The Wish-Fulfilling Jewel – Dharma Talk

The image of the jewel is used in Mahayana Buddhism to illustrate different aspects of our relationship to the Truth. Rev. Berwyn explores some of these facets, showing how, through the practice of meditation, we can come to clarify and fulfil our true wish. We can come to realise that the jewel is found right where we are now, in the circumstances of our lives, and that we do not need to look outside of ourselves for the Truth. By accepting the Truth as it is right now, we can come to know that this is enough and that the treasure house is constantly opening before us.

Find this talk on the Throssel Hole Buddhist Abbey site – here.

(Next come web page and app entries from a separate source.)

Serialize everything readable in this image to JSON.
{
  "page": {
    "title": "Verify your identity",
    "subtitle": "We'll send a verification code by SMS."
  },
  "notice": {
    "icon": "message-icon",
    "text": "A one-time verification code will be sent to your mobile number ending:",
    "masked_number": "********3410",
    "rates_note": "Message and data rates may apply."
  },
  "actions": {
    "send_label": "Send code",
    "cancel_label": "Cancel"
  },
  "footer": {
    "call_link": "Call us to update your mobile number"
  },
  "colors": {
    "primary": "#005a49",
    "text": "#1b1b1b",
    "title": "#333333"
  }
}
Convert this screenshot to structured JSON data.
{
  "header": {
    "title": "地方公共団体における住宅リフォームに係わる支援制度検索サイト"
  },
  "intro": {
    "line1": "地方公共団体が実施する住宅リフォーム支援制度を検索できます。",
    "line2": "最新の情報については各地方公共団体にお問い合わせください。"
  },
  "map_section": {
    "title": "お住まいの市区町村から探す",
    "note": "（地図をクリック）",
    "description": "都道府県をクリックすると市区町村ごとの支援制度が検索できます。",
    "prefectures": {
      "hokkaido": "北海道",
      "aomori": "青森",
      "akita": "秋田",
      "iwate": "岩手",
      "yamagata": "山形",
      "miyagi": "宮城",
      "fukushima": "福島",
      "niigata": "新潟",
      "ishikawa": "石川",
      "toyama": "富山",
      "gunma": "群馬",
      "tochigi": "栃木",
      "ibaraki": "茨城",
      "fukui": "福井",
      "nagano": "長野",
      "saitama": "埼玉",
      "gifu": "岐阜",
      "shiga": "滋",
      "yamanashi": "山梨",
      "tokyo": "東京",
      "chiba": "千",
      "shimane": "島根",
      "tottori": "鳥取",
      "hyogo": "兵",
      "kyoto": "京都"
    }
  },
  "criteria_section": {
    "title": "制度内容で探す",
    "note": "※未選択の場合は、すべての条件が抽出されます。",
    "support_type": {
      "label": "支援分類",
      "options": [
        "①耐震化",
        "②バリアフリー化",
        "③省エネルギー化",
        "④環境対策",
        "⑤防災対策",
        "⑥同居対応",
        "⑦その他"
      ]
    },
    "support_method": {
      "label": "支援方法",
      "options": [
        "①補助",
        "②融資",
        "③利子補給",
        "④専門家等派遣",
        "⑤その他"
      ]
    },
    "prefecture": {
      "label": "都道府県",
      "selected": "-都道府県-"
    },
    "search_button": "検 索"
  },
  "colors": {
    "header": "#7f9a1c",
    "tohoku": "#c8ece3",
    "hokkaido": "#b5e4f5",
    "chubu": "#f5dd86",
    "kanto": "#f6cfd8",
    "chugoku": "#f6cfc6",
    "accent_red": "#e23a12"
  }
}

Cat On The Carpet

He came in the ceremony hall this morning close to the end of morning service. Saw him out of the corner of my eye as his form flitted past the back of the altar. He purred his way loudly up the line of monks then threw himself on the carpet, right beside the celebrants large ceremonial mat. Extended long, from claw to claw, front to back paw. Contented cat, relaxed and happy to be in with his friends.

The ceremony ends with a procession lead by a monk with a small hand gong. Uh, slight kink in the procession to avoid Smudge thus disported. We hold our collective breath. Phew! Nope, Smudge was not in the mood for play, no swiping at robes as they swish by nor a more athletic leap for tassels dangling from a ceremonial item.

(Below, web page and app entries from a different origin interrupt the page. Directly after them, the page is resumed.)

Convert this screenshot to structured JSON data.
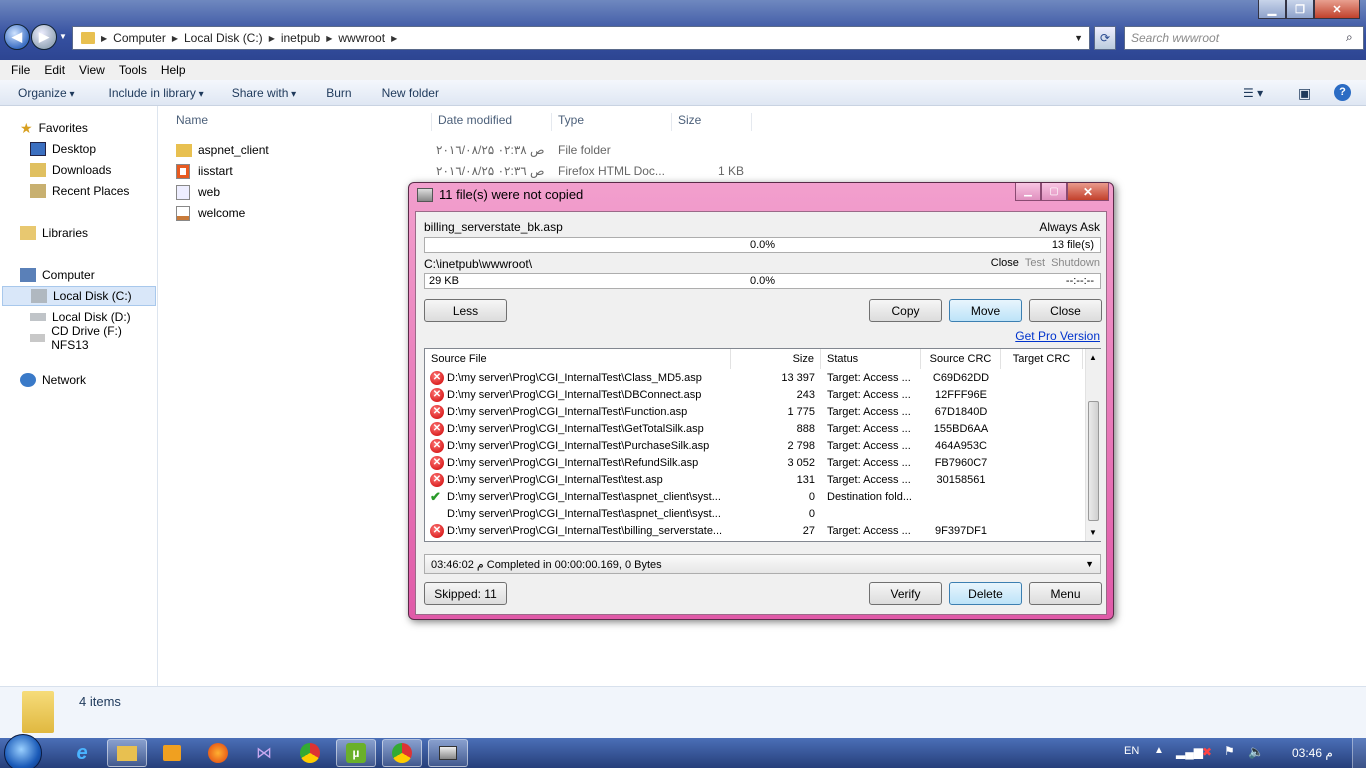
{
  "explorer": {
    "address": [
      "Computer",
      "Local Disk (C:)",
      "inetpub",
      "wwwroot"
    ],
    "search_placeholder": "Search wwwroot",
    "menu": [
      "File",
      "Edit",
      "View",
      "Tools",
      "Help"
    ],
    "commands": [
      "Organize",
      "Include in library",
      "Share with",
      "Burn",
      "New folder"
    ],
    "nav": {
      "favorites": "Favorites",
      "fav_items": [
        "Desktop",
        "Downloads",
        "Recent Places"
      ],
      "libraries": "Libraries",
      "computer": "Computer",
      "drives": [
        "Local Disk (C:)",
        "Local Disk (D:)",
        "CD Drive (F:) NFS13"
      ],
      "network": "Network"
    },
    "columns": [
      "Name",
      "Date modified",
      "Type",
      "Size"
    ],
    "files": [
      {
        "name": "aspnet_client",
        "date": "۲۰۱٦/۰۸/۲۵ ص ۰۲:۳۸",
        "type": "File folder",
        "size": ""
      },
      {
        "name": "iisstart",
        "date": "۲۰۱٦/۰۸/۲۵ ص ۰۲:۳٦",
        "type": "Firefox HTML Doc...",
        "size": "1 KB"
      },
      {
        "name": "web",
        "date": "",
        "type": "",
        "size": ""
      },
      {
        "name": "welcome",
        "date": "",
        "type": "",
        "size": ""
      }
    ],
    "item_count": "4 items"
  },
  "dialog": {
    "title": "11 file(s) were not copied",
    "current_file": "billing_serverstate_bk.asp",
    "always_ask": "Always Ask",
    "progress1_pct": "0.0%",
    "progress1_right": "13 file(s)",
    "dest_path": "C:\\inetpub\\wwwroot\\",
    "after_options": [
      "Close",
      "Test",
      "Shutdown"
    ],
    "progress2_left": "29 KB",
    "progress2_pct": "0.0%",
    "progress2_right": "--:--:--",
    "buttons": {
      "less": "Less",
      "copy": "Copy",
      "move": "Move",
      "close": "Close",
      "verify": "Verify",
      "delete": "Delete",
      "menu": "Menu"
    },
    "pro_link": "Get Pro Version",
    "grid_columns": [
      "Source File",
      "Size",
      "Status",
      "Source CRC",
      "Target CRC"
    ],
    "rows": [
      {
        "icon": "error",
        "file": "D:\\my server\\Prog\\CGI_InternalTest\\Class_MD5.asp",
        "size": "13 397",
        "status": "Target: Access ...",
        "src_crc": "C69D62DD",
        "tgt_crc": ""
      },
      {
        "icon": "error",
        "file": "D:\\my server\\Prog\\CGI_InternalTest\\DBConnect.asp",
        "size": "243",
        "status": "Target: Access ...",
        "src_crc": "12FFF96E",
        "tgt_crc": ""
      },
      {
        "icon": "error",
        "file": "D:\\my server\\Prog\\CGI_InternalTest\\Function.asp",
        "size": "1 775",
        "status": "Target: Access ...",
        "src_crc": "67D1840D",
        "tgt_crc": ""
      },
      {
        "icon": "error",
        "file": "D:\\my server\\Prog\\CGI_InternalTest\\GetTotalSilk.asp",
        "size": "888",
        "status": "Target: Access ...",
        "src_crc": "155BD6AA",
        "tgt_crc": ""
      },
      {
        "icon": "error",
        "file": "D:\\my server\\Prog\\CGI_InternalTest\\PurchaseSilk.asp",
        "size": "2 798",
        "status": "Target: Access ...",
        "src_crc": "464A953C",
        "tgt_crc": ""
      },
      {
        "icon": "error",
        "file": "D:\\my server\\Prog\\CGI_InternalTest\\RefundSilk.asp",
        "size": "3 052",
        "status": "Target: Access ...",
        "src_crc": "FB7960C7",
        "tgt_crc": ""
      },
      {
        "icon": "error",
        "file": "D:\\my server\\Prog\\CGI_InternalTest\\test.asp",
        "size": "131",
        "status": "Target: Access ...",
        "src_crc": "30158561",
        "tgt_crc": ""
      },
      {
        "icon": "ok",
        "file": "D:\\my server\\Prog\\CGI_InternalTest\\aspnet_client\\syst...",
        "size": "0",
        "status": "Destination fold...",
        "src_crc": "",
        "tgt_crc": ""
      },
      {
        "icon": "none",
        "file": "D:\\my server\\Prog\\CGI_InternalTest\\aspnet_client\\syst...",
        "size": "0",
        "status": "",
        "src_crc": "",
        "tgt_crc": ""
      },
      {
        "icon": "error",
        "file": "D:\\my server\\Prog\\CGI_InternalTest\\billing_serverstate...",
        "size": "27",
        "status": "Target: Access ...",
        "src_crc": "9F397DF1",
        "tgt_crc": ""
      }
    ],
    "log_line": "03:46:02 م Completed in 00:00:00.169, 0 Bytes",
    "skipped": "Skipped: 11"
  },
  "taskbar": {
    "lang": "EN",
    "clock": "03:46 م"
  },
  "colors": {
    "dialog_frame": "#e86bb5",
    "titlebar": "#3550a0",
    "taskbar": "#2f4d90"
  }
}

They come to teach and test our patience and our ability to remain still in the midst of circumstances, not to mention our inner strength not to laugh during inappropriate moments!

Me And My Bones

Does a newly dead person, or one dead for many years, regard their remains as them? We attach ourselves to our form and then carry that on, in our imaginations at least, into the grave. Are we our form? Dead, or alive? I think not.

Yes, this skull in Manchester has raised some questions and caused me to question my own sensibilities around how I regard human relics. How I regard what’s left behind after my physical death.

See King Milinda’s questions to Nagasena on the nature of self.

Keep That Skull Manchester Hermit

This is part of a comment I’ve submitted to The Manchester Hermit’s blog post You don’t know what you’ve got ’til it’s gone. In it I make a case for keeping a human skull, and other human bones, in circulation rather disposing of them. If it comes to that, a decent burial I’d have hoped. There’s an interesting exchange of thoughts connected to this post. The tide is turning towards finding the skull a new, and more appropriate home.

Here is the first part of the comment submitted for moderation, and accepted:

As a Buddhist contemplative of some years I find myself joining with the Manchester Hermit and his task and see merit in what is being pointed to through this project. The skull was, in my view, an important first choice. This form brings home, in a disturbing way, the ever present truth of impermanence. A truth we encounter moment to moment yet only when faced with loss, a death perhaps, does it come home to us personally. Bobbing along, as we do, on the river of changeableness there is the ever present matter of choice. On what do we base our choices? Does the contemplation of the crumbling moment show us something helpful about ourselves, and the way we live? Well yes: and then we make wise choices.

I’d like to make a case for keeping the skull, and other human bones in the museum, to be then given into the guardianship of those who have a legitimate claim to their continuing life. A creative impulse has come upon me in the form of a personal letter to the skull. Please understand it’s offered with the greatest reverence and respect.

The letter not published here…yet.